The good resolution of the main sensor allows you to apply a crop to obtain a 5x digital zoom directly from the Camera app and go up to 10x. The truth is that we do not recommend going from that 5x maximum and staying at 2x to obtain acceptable results in terms of quality.
Huawei was also a pioneer in night shooting modes, and the truth is that the results obtained in the previous P series mobiles have been spectacular. However, in the case of the P50 Pocket, the results have not been more than correct.
Night mode has managed to balance highlights and darker areas while keeping noise low, but it has done so at the expense of sharpness and photos shot with this mode don’t add much detail and show a clear tendency to watercolors.

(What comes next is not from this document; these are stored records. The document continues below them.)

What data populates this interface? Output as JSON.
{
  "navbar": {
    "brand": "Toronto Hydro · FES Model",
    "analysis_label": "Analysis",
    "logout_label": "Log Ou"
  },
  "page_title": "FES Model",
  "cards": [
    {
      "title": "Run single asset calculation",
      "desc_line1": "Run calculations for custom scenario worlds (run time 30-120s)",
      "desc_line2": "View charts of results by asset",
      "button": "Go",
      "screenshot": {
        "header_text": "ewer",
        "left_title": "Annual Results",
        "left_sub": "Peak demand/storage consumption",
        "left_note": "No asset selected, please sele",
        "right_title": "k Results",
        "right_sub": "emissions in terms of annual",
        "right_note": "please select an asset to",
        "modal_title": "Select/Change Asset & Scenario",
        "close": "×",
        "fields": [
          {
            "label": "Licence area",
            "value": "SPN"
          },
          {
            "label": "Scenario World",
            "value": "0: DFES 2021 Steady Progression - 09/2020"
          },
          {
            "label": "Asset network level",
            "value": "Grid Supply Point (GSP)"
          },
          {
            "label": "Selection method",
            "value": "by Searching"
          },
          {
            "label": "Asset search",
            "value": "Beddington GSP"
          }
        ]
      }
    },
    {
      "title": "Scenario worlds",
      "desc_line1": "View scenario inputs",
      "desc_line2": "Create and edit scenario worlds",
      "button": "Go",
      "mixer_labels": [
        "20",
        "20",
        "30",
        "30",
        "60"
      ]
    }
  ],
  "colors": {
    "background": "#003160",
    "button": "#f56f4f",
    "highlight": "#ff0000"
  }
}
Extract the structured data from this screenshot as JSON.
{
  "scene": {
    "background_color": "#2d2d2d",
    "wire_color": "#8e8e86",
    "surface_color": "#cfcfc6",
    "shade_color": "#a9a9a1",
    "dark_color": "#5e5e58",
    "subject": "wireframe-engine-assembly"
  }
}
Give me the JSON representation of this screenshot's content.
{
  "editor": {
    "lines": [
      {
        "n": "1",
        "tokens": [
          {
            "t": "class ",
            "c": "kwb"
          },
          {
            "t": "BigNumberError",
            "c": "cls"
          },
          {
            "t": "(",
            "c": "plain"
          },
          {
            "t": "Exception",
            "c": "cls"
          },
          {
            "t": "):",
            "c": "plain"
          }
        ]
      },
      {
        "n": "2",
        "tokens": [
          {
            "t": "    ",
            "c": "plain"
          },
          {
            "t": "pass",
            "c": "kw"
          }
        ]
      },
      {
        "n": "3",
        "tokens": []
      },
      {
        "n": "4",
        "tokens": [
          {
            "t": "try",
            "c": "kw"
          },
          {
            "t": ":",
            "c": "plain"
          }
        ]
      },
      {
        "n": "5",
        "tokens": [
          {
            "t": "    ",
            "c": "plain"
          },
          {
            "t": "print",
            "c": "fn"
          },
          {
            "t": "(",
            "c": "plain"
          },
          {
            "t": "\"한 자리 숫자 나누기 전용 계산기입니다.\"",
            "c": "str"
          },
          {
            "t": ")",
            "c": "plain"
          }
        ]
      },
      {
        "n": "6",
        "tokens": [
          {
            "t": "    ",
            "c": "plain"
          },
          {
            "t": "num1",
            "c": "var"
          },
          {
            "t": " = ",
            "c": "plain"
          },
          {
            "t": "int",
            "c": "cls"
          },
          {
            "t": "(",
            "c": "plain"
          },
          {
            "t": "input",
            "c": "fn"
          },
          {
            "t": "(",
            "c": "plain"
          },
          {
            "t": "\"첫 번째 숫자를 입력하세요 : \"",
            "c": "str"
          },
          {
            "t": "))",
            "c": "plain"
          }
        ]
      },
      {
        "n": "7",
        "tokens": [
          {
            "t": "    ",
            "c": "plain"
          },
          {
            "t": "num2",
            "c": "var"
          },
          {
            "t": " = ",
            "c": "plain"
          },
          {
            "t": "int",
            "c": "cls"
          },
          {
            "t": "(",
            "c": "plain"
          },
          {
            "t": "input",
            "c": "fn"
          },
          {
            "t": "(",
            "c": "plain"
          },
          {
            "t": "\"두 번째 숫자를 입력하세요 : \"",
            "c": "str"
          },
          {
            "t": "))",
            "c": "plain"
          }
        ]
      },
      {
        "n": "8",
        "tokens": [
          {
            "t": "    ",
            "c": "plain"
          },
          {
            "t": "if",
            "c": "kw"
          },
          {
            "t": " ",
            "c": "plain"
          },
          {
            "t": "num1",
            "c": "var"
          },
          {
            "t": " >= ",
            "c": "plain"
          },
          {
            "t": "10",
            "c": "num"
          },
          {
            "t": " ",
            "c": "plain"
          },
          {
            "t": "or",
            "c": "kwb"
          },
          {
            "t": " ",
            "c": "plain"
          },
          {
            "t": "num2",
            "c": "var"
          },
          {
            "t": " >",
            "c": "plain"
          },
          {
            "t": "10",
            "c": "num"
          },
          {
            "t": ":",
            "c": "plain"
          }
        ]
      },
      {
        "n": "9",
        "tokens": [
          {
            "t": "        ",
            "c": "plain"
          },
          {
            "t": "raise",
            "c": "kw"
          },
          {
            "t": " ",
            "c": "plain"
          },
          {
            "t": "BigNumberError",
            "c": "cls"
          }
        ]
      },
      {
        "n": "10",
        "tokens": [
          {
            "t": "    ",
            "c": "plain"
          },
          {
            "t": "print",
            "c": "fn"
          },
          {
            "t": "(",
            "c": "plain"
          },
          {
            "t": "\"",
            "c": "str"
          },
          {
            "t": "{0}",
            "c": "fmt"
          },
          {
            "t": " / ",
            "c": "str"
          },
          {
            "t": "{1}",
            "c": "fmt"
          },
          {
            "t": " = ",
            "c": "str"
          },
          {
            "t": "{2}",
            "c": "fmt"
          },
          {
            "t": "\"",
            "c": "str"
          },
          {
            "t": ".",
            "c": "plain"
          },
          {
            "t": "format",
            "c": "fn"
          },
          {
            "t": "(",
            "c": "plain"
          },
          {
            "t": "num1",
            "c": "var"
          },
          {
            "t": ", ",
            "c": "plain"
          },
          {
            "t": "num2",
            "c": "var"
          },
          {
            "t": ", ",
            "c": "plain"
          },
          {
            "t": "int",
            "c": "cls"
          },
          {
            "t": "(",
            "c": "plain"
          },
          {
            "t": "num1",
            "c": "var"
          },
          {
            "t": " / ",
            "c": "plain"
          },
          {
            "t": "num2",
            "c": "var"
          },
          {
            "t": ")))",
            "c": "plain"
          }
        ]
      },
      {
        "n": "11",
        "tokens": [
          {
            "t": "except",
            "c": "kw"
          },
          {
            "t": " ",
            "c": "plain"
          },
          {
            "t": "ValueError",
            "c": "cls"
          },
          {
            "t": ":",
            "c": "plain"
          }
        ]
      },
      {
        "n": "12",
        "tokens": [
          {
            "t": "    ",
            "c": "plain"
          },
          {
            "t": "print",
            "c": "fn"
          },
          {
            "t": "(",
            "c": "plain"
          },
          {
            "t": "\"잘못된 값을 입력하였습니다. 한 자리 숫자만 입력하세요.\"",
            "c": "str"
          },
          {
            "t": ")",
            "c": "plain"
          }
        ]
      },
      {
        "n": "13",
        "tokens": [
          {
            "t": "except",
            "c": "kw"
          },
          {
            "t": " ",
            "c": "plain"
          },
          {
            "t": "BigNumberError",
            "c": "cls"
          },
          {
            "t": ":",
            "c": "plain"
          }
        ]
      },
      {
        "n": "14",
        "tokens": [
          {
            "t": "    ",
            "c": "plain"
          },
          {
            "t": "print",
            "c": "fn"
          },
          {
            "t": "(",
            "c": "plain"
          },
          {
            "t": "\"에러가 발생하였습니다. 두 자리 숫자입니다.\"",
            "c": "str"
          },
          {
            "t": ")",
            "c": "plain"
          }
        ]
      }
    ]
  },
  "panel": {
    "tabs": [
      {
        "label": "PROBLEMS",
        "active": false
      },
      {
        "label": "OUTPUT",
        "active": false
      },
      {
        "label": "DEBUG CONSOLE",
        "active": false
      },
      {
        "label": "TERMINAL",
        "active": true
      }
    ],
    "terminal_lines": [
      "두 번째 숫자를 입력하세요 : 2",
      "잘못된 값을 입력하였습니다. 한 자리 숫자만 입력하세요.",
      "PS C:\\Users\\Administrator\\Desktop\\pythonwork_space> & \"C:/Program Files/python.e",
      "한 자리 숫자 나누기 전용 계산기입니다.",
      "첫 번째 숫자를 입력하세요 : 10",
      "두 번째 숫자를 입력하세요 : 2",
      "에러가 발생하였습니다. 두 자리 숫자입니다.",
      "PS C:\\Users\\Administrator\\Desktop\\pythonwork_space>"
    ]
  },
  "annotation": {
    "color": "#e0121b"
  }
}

The white balance is well achieved with the main camera, but the lower opening of the wide-angle camera forces the exposure to be forced and leaves worse results.
Portrait mode delivers different results depending on which camera is being shot. Since the P50 Pocket integrates an external screen, it is possible to take selfies and portraits with both the “front” camera and the main camera, controlling the framing and shooting from the small screen.
The photos with the front camera (the one inserted in the internal screen) present some problems with the focus and the eyes appear out of focus in a large number of shots, forcing them to be repeated.
The blur is natural, so to get more aggressive blurs you will have to opt for the Aperture mode. The best option is to use the external screen next to the main camera to get the best results for selfies in bright sunlight, as well as night or group selfies using the wide angle.
Despite mounting the Snapdragon 888, the Huawei P50 Pocket only allows you to record in 4K at 60 fps which, although it does not apply any stabilization, does achieve very good quality shots with very good sharpness.
To obtain more stabilized videos, apply a cut in the resolution limiting it to 1080p and 30 fps. In this scenario, sharpness and color processing are maintained, and other functions such as focus tracking of moving objects can be added.
4,000 mAh that give for a day of use and a limited fast charge
The peculiar folding format of the Huawei P50 Pocket, with the hinge splitting the body of the smartphone in two, makes it difficult to install a larger battery without thereby putting the delicate balance with its dimensions at risk.
We are talking about a 4,000 mAh battery, a capacity that seems almost anecdotal for a high-end smartphone in 2022, but which places it ahead of its direct rivals such as the Galaxy Z Flip 3, which mounts a 3,300 mAh battery.
With this capacity and similar screen diagonal we have obtained between 4 hours and a half and 5 hours of use. This will be a very short time for the most intensive users of social networks, but with moderate use the end of the day is reached.
To recover the charge, the Huawei P50 Pocket includes a 40 W SuperCharge charger with which it recovers 50% of its autonomy in 24 minutes and 100% in 1 hour. Wireless charging is left in the inkwell.
Haute couture design applied to a mobile, but Huawei has neglected functionality
The design of the Huawei P50 Pocket is simply impressive and this has been recognized by those who have seen it these days in my hands. It looks straight out of a Paris haute couture atelier and oozes glamor on all four sides.
Inside we find the top hardware for a smartphone that was presented in 2021 and optimized so that the operating system slides like butter on hot toast.
But for a smartphone, apps are everything and staying out of an ecosystem as powerful as Google’s means paying a high toll for the user.
With the P50 Pocket, Huawei has been able to stay on the wave of future trends just as it did in its day, being pioneers with the Huawei Mate X foldables, but the P50 Pocket moves in price ranges in which the user does not support the slightest inconvenience.